Today I will be looking at Elpus & Abril’s article on High School music ensemble students.
Elpus, Kenneth and Carlos R. Abril. “High School Music Ensemble Students in the United States: A Demographic Profile,” Journal of Research in Music Education, 59 (2), 2011: pp. 128 – 145.
The most significant factors within this study were associations between musical participation and:
Students who were most underrepresented included males, ESOL students, low SES, and children of non-college graduate parents. The most represented students included white students from high SES background and of parents holding advanced degrees. “Music students are not a representative subset of the population of U.S. high school students,” (128).
Elpus & Abril comment on the inquality of public education and the uneven distribution to access, outcomes, and experiences. E & A have also looked at Klinedinst who found that SES is the strongest predictor of student retention for MS school instrumental music. Interesting, isn’t it?
NOTE TO SELF: Check out Lauen & Tyson, 2009 who considers family composition, parental ed., academics, native lanuage, etc. to be “determinants of inequality.”
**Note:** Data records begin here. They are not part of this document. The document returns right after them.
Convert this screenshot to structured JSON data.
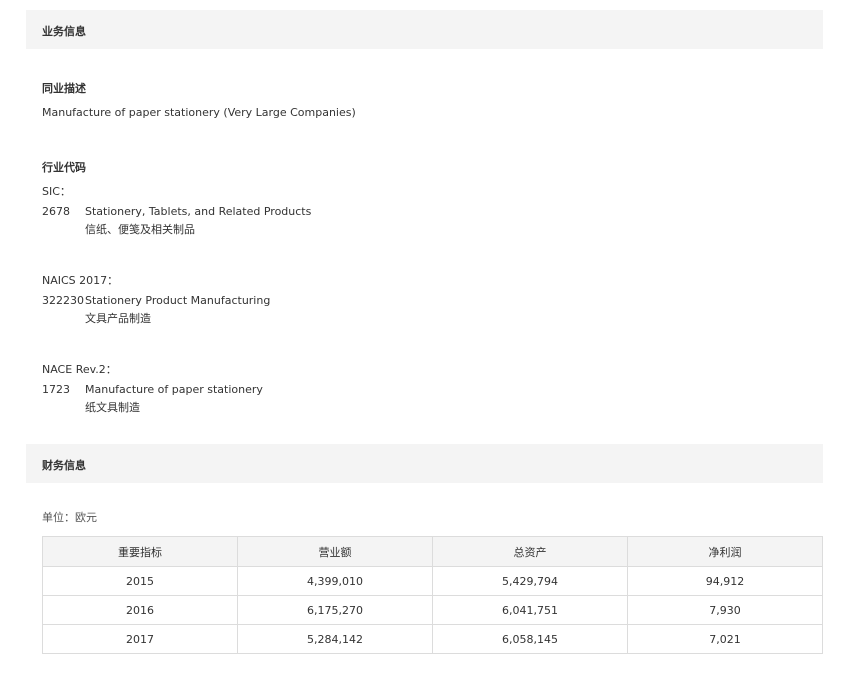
{
  "business": {
    "header": "业务信息",
    "peer_title": "同业描述",
    "peer_desc": "Manufacture of paper stationery (Very Large Companies)",
    "industry_code_title": "行业代码",
    "codes": [
      {
        "system": "SIC：",
        "code": "2678",
        "en": "Stationery, Tablets, and Related Products",
        "zh": "信纸、便笺及相关制品"
      },
      {
        "system": "NAICS 2017：",
        "code": "322230",
        "en": "Stationery Product Manufacturing",
        "zh": "文具产品制造"
      },
      {
        "system": "NACE Rev.2：",
        "code": "1723",
        "en": "Manufacture of paper stationery",
        "zh": "纸文具制造"
      }
    ]
  },
  "finance": {
    "header": "财务信息",
    "unit": "单位：欧元",
    "columns": [
      "重要指标",
      "营业额",
      "总资产",
      "净利润"
    ],
    "rows": [
      [
        "2015",
        "4,399,010",
        "5,429,794",
        "94,912"
      ],
      [
        "2016",
        "6,175,270",
        "6,041,751",
        "7,930"
      ],
      [
        "2017",
        "5,284,142",
        "6,058,145",
        "7,021"
      ]
    ]
  }
}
Also noted was the lack of representation from ELL students (ESOL). E & A mention that a longer retention within ESOL classes means reduced opportunities for advanced courses and electives. I have certainly seen this to be true. I have even seen where the ESOL teachers are protective over these students sometimes, to the point of discouraging them from expanding beyond the traditional ESOL classes. … This could be another interesting study…
NOTE TO SELF AGAIN: Check out 2002 NCES longitudinal study (Ingels et al, 200).
Findings include a suburban participation rate of 51.2% versus a rural rate of 21.3%. 61% of the students were female and 65.7% were white… Surprisingly to me, only 3.8% were Asian… English speakers comprised 90.4% of students. 32.2% of students were in the highest SES and 17% were in the lowest SES.
So, to recap, the variables measured by this study included:
gender, race/ethnicity, SES, family composition (dual parent vs. single parent), language, urbanicity of school, parent education achievement, Math standardized test score, reading standardized test scores, and final high school GPA.
As I prepare to do my own article on SES and instrument participation, I think I will also need to control for gender and race, SES (I need to find a measurement for SES), family composition, language, and parent achievement.
TOMORROW – I need to look into the variables for measuring SES. I must go into my meeting with Dr. Wuttke for my next article with a model ready to go…
Okay, so as I think about this article, I’m not surprised by anything at all… If anything, I am surprised that the disparity is not greater. Perhaps I need to read this a bit closer, but I am curious as to whether or not they controlled for the existence of certain programs. I know that the research shows that the vast majority of low ses schools will not even offer a strings program. I also would like to know which programs actually provide instruments for the students within the program.
Interesting stuff… Until tomorrow!